I have previously described my dislike for Philip Green, and I have also used the image of the valley above, but I have never combined the two until now. The result is not the finest piece of digital manipulation but neither is the subject matter. A fine bit of digital manipulation, that is.
There is a lot PG has to answer for the problems facing the Arcadia group, but there are other factors that are also affecting other major High Street multiple retailers here and abroad. The internet is one of course, but much has been said about that already . Rents, a singularly U.K. problem is common to both small and big retailers. I believe that the biggies actually have a bigger problem and a lot to answer for .They are part of the problem. If they had not been happy to pay the huge figures involved, during a more buoyant retail environment, and I suspect they were very happy, they would not have created a huge rod for their own back and that of their smaller colleagues. They knew how the landlords borrowing models were constructed and by subconsciously (maybe) funding this model they knew that it would be very difficult to reverse . The consequences have come home to roost.

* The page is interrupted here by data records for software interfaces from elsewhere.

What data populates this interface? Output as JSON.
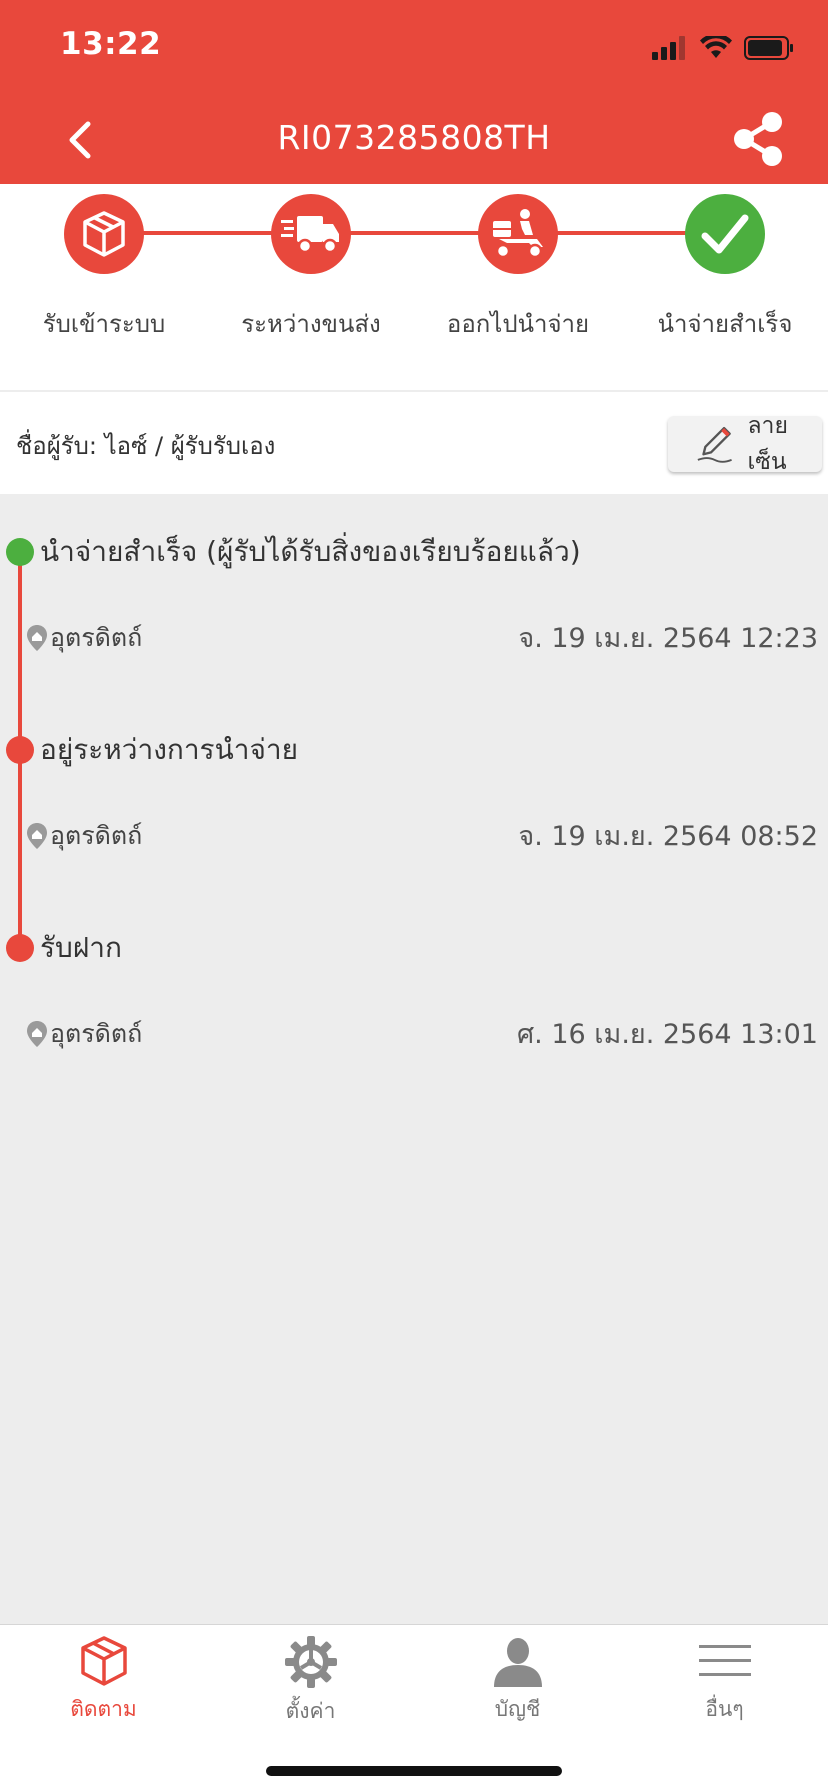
{
  "status_bar": {
    "time": "13:22"
  },
  "header": {
    "title": "RI073285808TH"
  },
  "steps": [
    {
      "label": "รับเข้าระบบ",
      "icon": "package-icon",
      "done": false
    },
    {
      "label": "ระหว่างขนส่ง",
      "icon": "truck-icon",
      "done": false
    },
    {
      "label": "ออกไปนำจ่าย",
      "icon": "courier-scooter-icon",
      "done": false
    },
    {
      "label": "นำจ่ายสำเร็จ",
      "icon": "checkmark-icon",
      "done": true
    }
  ],
  "recipient": {
    "text": "ชื่อผู้รับ: ไอซ์ / ผู้รับรับเอง",
    "signature_label": "ลายเซ็น"
  },
  "timeline": [
    {
      "title": "นำจ่ายสำเร็จ (ผู้รับได้รับสิ่งของเรียบร้อยแล้ว)",
      "location": "อุตรดิตถ์",
      "time": "จ. 19 เม.ย. 2564 12:23",
      "status": "delivered"
    },
    {
      "title": "อยู่ระหว่างการนำจ่าย",
      "location": "อุตรดิตถ์",
      "time": "จ. 19 เม.ย. 2564 08:52",
      "status": "in-progress"
    },
    {
      "title": "รับฝาก",
      "location": "อุตรดิตถ์",
      "time": "ศ. 16 เม.ย. 2564 13:01",
      "status": "in-progress"
    }
  ],
  "tabs": [
    {
      "label": "ติดตาม",
      "icon": "package-icon",
      "active": true
    },
    {
      "label": "ตั้งค่า",
      "icon": "gear-icon",
      "active": false
    },
    {
      "label": "บัญชี",
      "icon": "person-icon",
      "active": false
    },
    {
      "label": "อื่นๆ",
      "icon": "menu-icon",
      "active": false
    }
  ],
  "colors": {
    "brand_red": "#e8483c",
    "success_green": "#4caf3f",
    "background": "#ededed"
  }
}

Debt is how markets work. Without debt, the banking sector, would not exist . No banks no debt, no debt no business. Yet debt is good, bad, bad, good, good, bad there are no half measures. In my opinion it is was what an organisation does with its borrowings. Bad debt is another problem facing many of the big players. Some may say Arcadia’s problems have come about because of the way it has used its debt . That is to say huge dividend payments to the Green family, instead going to a major future investment programme ( ignoring any pension deficits) has left the group struggling. Another different example is that of Boots. They are having a tough time , the entire estate needs a massive investment in virtually every outlet because to me, they look tired and out of date. Yet part of the purchase of Boots by the giant American Walgreen saddled it with an additional £1 billion of debt. Now Boots having tough time, tired old shops, all it can do in the immediate future is close a load down especially where there are two or three in one town. What was that all about. The list is virtually endless Debenhams, House of Fraser and many others laden with debt, and the need to reinvent themselves without the means to do so.
For many years, multiple retailers seemed to think that the way of continuing success was to just open more stores without looking at why was that necessarily the right thing to do. When the sea got a bit rough they found that they did have the resources nor the time to turn these giant ships around before crashing into the rocks. Not only was and is there the question of long expensive leases but the huge costs in redeveloping the stores. The constant quest for ‘world’ or in this case U.K. dominance is more often than not, a cause for eventual failings within the retailers business model . We only have to look at Marks and Spencer’s and Tesco’s as perfect examples. Ironically both organisations sought to expand overseas which was when the problems in the U.K. started to come home to roost .They are not, of course, complete failures but they were both the ‘darlings’ of the High Street both now facing major structural issues. The biggest of ships have to go into dry dock for renovations, there is no dry dock for retailers they have to carry on trading . At the same time they seem to not look at what is going on over their shoulders until it is too late.
The Internet , debt, big ships and rents
I said I would not go over old ground. So I will . The retailer cannot keep complaining about the internet. It has been there long enough . Best part of twenty years, if not a bit longer and it accounts for approximately 20% of total sales . Of course, if you take 20% off any one business it is a huge chunk . Yet there are still many successful High Street multiples eg Next, Uniqlo, Zara, Lidl, Aldi, JD Sports, Dunelm, The Entertainer (toys), and Lush. And the common factors are that they have rents to pay, business rates to pay and there is online competition. As to their debt levels this is slightly more complicated . For example JD Sports has increased theirs over the last 12 months and Dunelm has decreased. But both are considered to be in safe parameters as they generate plenty of cash to cover their relevant ratios. But they are succeeding within the same markets as those who are not. Which is how it has always been.
There was and is a danger of this becoming a bit wordy, convoluted and lacking in detail . Yet I am constantly frustrated at large retailers looking for excuses, when often the reasons are right in front of them, particularly when looking into a mirror. Moreover, their own mistakes, lack of foresight or commercial vanity impact on the small independents. I am not a financial analyst nor am I retail expert but as an interested observer I believe there are certain common factors that make a lot of valleys unsuitable to ‘greening up’ and in this case I mean that in a sense relating to green shoots et al, rather than a particular person who at one stage was hailed as the messiah of entrepreneurial retailing. The really unfortunate feature of this, is that those at the top of these valleys never suffer, at least not financially . Those at the bottom(employees and suppliers) invariably always do.